Value systems have their origins in religious traditions. Christian ideas and values still form the basis of Western societies, although now mostly in a secularized fashion; hence they can be called post-Christian values. Comparing the impact of Confucianism in East Asia to that of Christianity in the West, one can regard Confucianism as a functional equivalent of the Christian faith: Confucian values have exerted a profound and lasting influence on China over a period of even more than 2000 years. As “post-Confucianism” it still forms the ethical basis of Chinese society.

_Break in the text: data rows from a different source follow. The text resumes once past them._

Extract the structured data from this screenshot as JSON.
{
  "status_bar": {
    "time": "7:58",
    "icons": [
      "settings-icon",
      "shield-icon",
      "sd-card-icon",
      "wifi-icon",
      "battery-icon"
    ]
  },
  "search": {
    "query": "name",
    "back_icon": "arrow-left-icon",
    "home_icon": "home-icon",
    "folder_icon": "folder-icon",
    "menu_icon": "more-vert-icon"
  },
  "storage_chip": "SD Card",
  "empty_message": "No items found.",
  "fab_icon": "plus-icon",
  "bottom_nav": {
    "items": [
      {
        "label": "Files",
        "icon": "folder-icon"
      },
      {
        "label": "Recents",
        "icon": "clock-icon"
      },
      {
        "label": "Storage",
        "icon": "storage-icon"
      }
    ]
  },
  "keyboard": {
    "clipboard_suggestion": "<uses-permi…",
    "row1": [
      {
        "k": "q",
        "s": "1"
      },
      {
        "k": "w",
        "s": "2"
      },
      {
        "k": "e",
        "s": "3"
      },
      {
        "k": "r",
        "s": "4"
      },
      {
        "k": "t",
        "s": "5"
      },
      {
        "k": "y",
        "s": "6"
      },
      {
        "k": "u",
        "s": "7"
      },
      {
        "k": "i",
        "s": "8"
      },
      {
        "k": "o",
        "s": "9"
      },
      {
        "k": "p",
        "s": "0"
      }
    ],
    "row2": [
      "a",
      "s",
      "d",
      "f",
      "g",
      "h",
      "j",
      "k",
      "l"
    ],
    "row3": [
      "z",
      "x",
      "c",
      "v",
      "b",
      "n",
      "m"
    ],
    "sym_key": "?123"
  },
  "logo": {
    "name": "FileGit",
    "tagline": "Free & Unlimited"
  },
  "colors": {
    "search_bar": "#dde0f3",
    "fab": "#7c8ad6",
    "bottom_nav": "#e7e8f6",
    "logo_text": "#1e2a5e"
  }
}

Considering these differences, basic methodological aspects concerning a cross-cultural dialogue between China and the “West” will be explored. They include: the relation between partners who participate in a dialogue; asymmetry in the use of language (mostly English nowadays); different historical experiences (collective memory); different kinds of cultural framework (i.e., the symbolic orientation which, apart from language, is the basis of cultural identity), and others.

In view of these general conditions and impediments, a dialogue between cultures could deal with the following four aspects: 1. historical reflection and sensitivity; 2. getting to know the respective other culture; 3. search for common concepts; 4. openness towards the other and willingness to be informed by the other.